One of the things that Zach really had to work on throughout his Reception year was his writing. He picked up reading pretty well and the maths came on in leaps and bounds towards the end too. But with his writing, it was the one thing that he struggled with. He would do his letters backwards, he’d write some letters huge and some small, and he didn’t have a great grip on his pencil, so it was all a bit wonky. We tried to help him at home, but getting him to sit down and practise made him not want to do it at all. If you think your child might need a helping hand with getting those hands ready for writing at school, this guest post by my lovely friend Lizzie is just perfect for you 🙂
I’ve got a year until my three year old joins his big brother at school. It’s a terrifying thought because I already know how quickly that year goes.
One of the questions I asked when my eldest went to school was ‘what do they need to know before they get there?’ The answer was ‘nothing’.
Teachers don’t need children to know phonics or maths before they begin reception. They are taught everything from scratch when they start.

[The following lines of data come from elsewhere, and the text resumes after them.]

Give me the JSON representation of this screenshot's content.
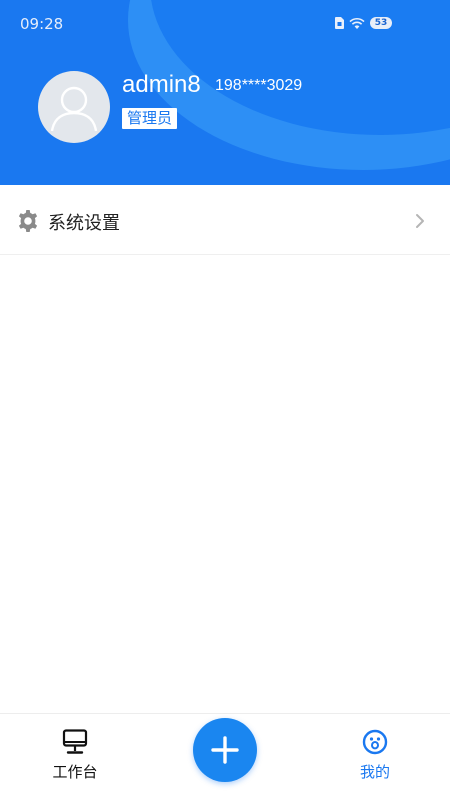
{
  "status_bar": {
    "time": "09:28",
    "battery_level": "53",
    "icons": [
      "sim-card-icon",
      "wifi-icon",
      "battery-icon"
    ]
  },
  "profile": {
    "username": "admin8",
    "phone": "198****3029",
    "role": "管理员",
    "avatar_icon": "default-user-avatar-icon"
  },
  "menu": {
    "items": [
      {
        "label": "系统设置",
        "icon": "gear-icon",
        "trailing_icon": "chevron-right-icon"
      }
    ]
  },
  "bottom_nav": {
    "items": [
      {
        "label": "工作台",
        "icon": "monitor-icon",
        "active": false
      },
      {
        "label": "我的",
        "icon": "profile-face-icon",
        "active": true
      }
    ],
    "fab_icon": "plus-icon"
  },
  "colors": {
    "primary": "#1a78f0",
    "header_light": "#2d8ff5",
    "fab": "#1a86f0",
    "text_dark": "#222222",
    "icon_gray": "#8a8a8a"
  }
}
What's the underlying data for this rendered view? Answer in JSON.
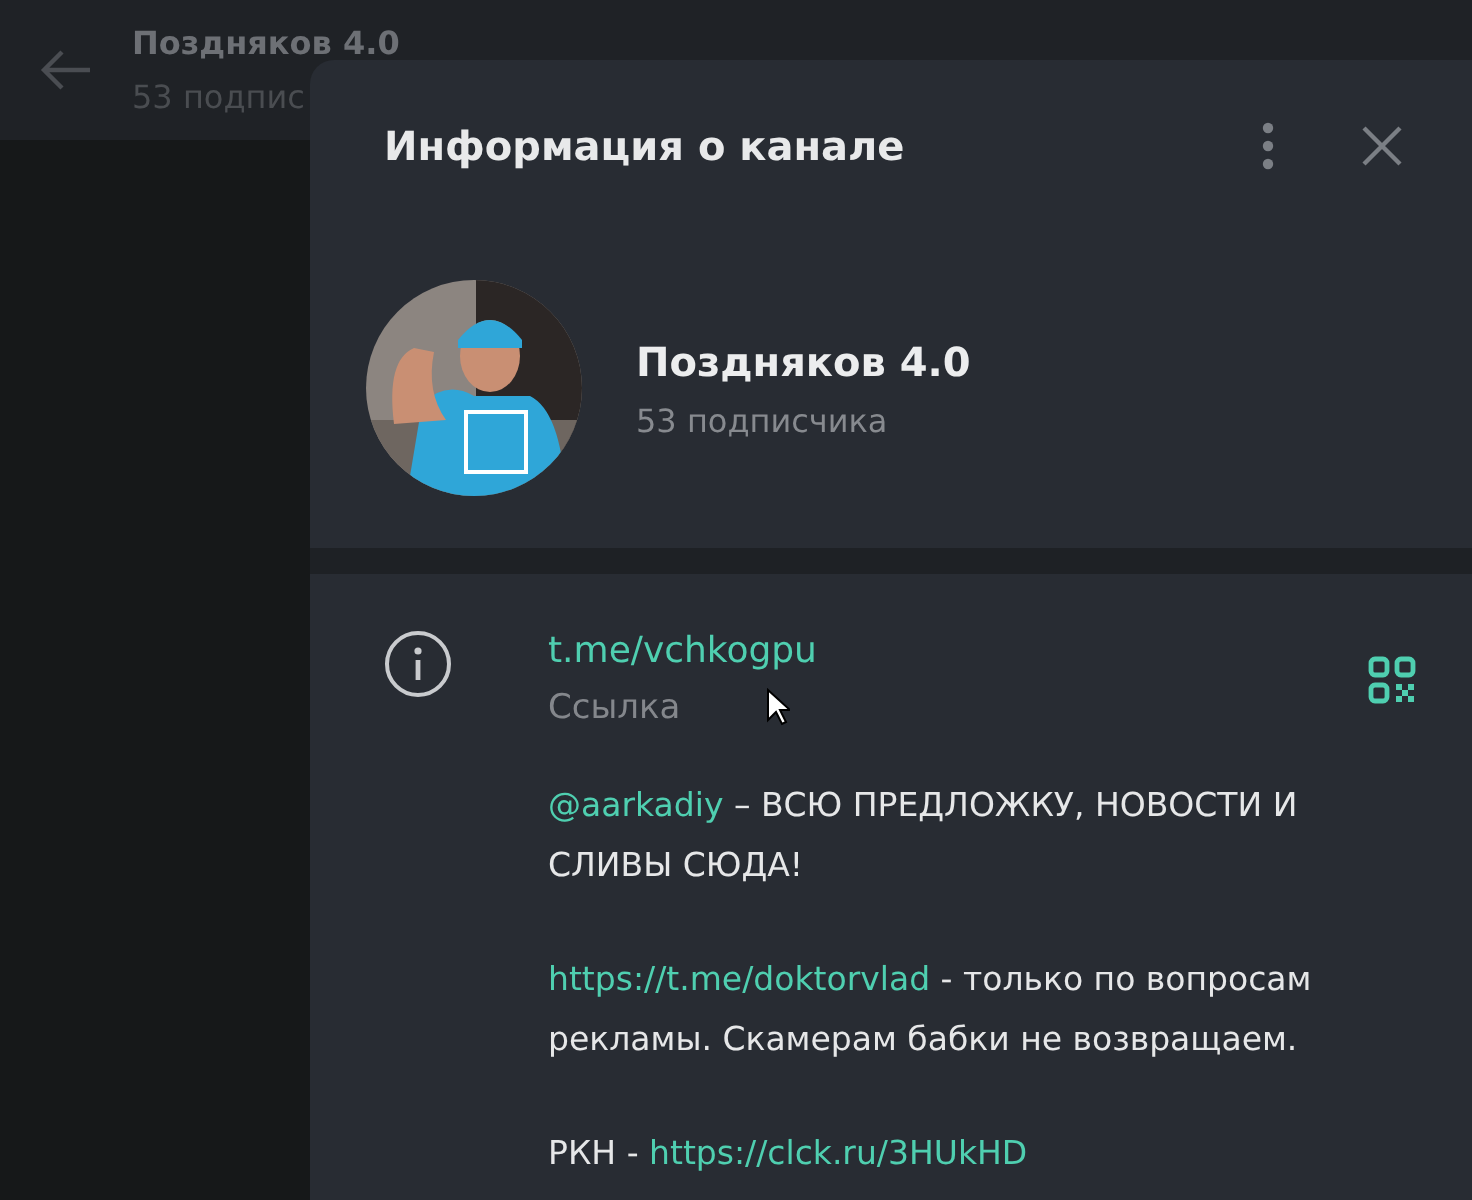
{
  "background_chat": {
    "title": "Поздняков 4.0",
    "subtitle": "53 подпис"
  },
  "dialog": {
    "title": "Информация о канале",
    "channel": {
      "name": "Поздняков 4.0",
      "subscribers": "53 подписчика"
    },
    "link": {
      "value": "t.me/vchkogpu",
      "label": "Ссылка"
    },
    "description": [
      [
        {
          "kind": "link",
          "text": "@aarkadiy"
        },
        {
          "kind": "text",
          "text": " – ВСЮ ПРЕДЛОЖКУ, НОВОСТИ И СЛИВЫ СЮДА!"
        }
      ],
      [
        {
          "kind": "link",
          "text": "https://t.me/doktorvlad"
        },
        {
          "kind": "text",
          "text": " - только по вопросам рекламы. Скамерам бабки не возвращаем."
        }
      ],
      [
        {
          "kind": "text",
          "text": "РКН - "
        },
        {
          "kind": "link",
          "text": "https://clck.ru/3HUkHD"
        }
      ]
    ]
  }
}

Teachers are more interested in life skills. Can they zip up their own coat and put on their shoes? Can they use the toilet by themselves? One of the essential skills they require is the ability to control a pencil.
All these things require decent fine motor skills. Now, both my boys have global developmental delay and hypermobility and their fine motor development is below that of their peers. Their hypermobility – extreme flexibility – means navigating everyday life can be really hard for them.
From building duplo to opening yoghurt pots and even picking small things up off the floor – everything is difficult.
However, building up strength and dexterity in hands and fingers is hugely important for ALL children. Over the years we’ve found ways to make it fun rather than a chore. Here are five fun activities to help your child get ready for writing without even picking up a pencil:
1. Play catch
Did you know that outdoor and gross motor play is vital to developing the fine motor skills needed for writing? Throwing a ball, climbing, hanging, swinging, and dangling from monkey bars or other playground equipment are all great ways of strengthening the upper body and getting it ready for fine motor development.
2. Play with tweezers
The play and learning opportunities with tweezers are immense.
* Pick up penne pasta and drop it into a shampoo bottle
* Lay out coloured bowls and drop objects of the same colour into the bowls. We love mini motors counters from Amazon and there are lots of of different themes in the same range..
* If you’re feeling creative, make a bird’s nest out of an egg box and Pom poms. Cut up a pipe-cleaner into worms and feed the worms to the birds using the tweezers. Make two and make it a race to see who can feed their birds first.
3. Spray gun
According to our occupational therapist, a spray gun or water pistol is one of the best ways of strengthening the finger muscles needed for pencil control. It’s also a fun activity to do in the summer. Have a water fight in the garden or set up a target on the wall and see how many times you can hit it.
4. Screw up newspaper
My three year old loves this game and anything that gets the hand muscles working is brilliant for pre-writing, as these muscles control the movements of the thumb and fingers. Screw up sheets of newspaper and throw them into a waste paper bin target. Big shoulder movements such as throwing also helps those small muscles to work. Tearing newspaper into strips also develops the hand-eye coordination needed for writing.
5. Stress ball
A couple of years ago I found this great stress ball in Sainsbury’s for £2 or £3. When you squeeze it, it produces neon bubbles. We’ve got a pink one and a blue one and my kids love them. The squeezing motion also strengthens the hand muscles and helps control the movements of the thumb and fingers ready for writing. We keep ours in the car for idle hands on both short trips or long journeys.
Lizzie writes over at A Curious Journey, where she helps parents of young children with additional needs get the right support in place so that their daily lives have less stress and more joy. She is also a Yorkshire journalist and mum of two lively boys, age six and three, both of whom have additional needs: developmental delay and hypermobility. Her eldest is awaiting assessment for autism. Lizzie writes about parenting, life, and travel in the hope that her experiences can help others. You can find Lizzie over on Facebook, Twitter and Instagram.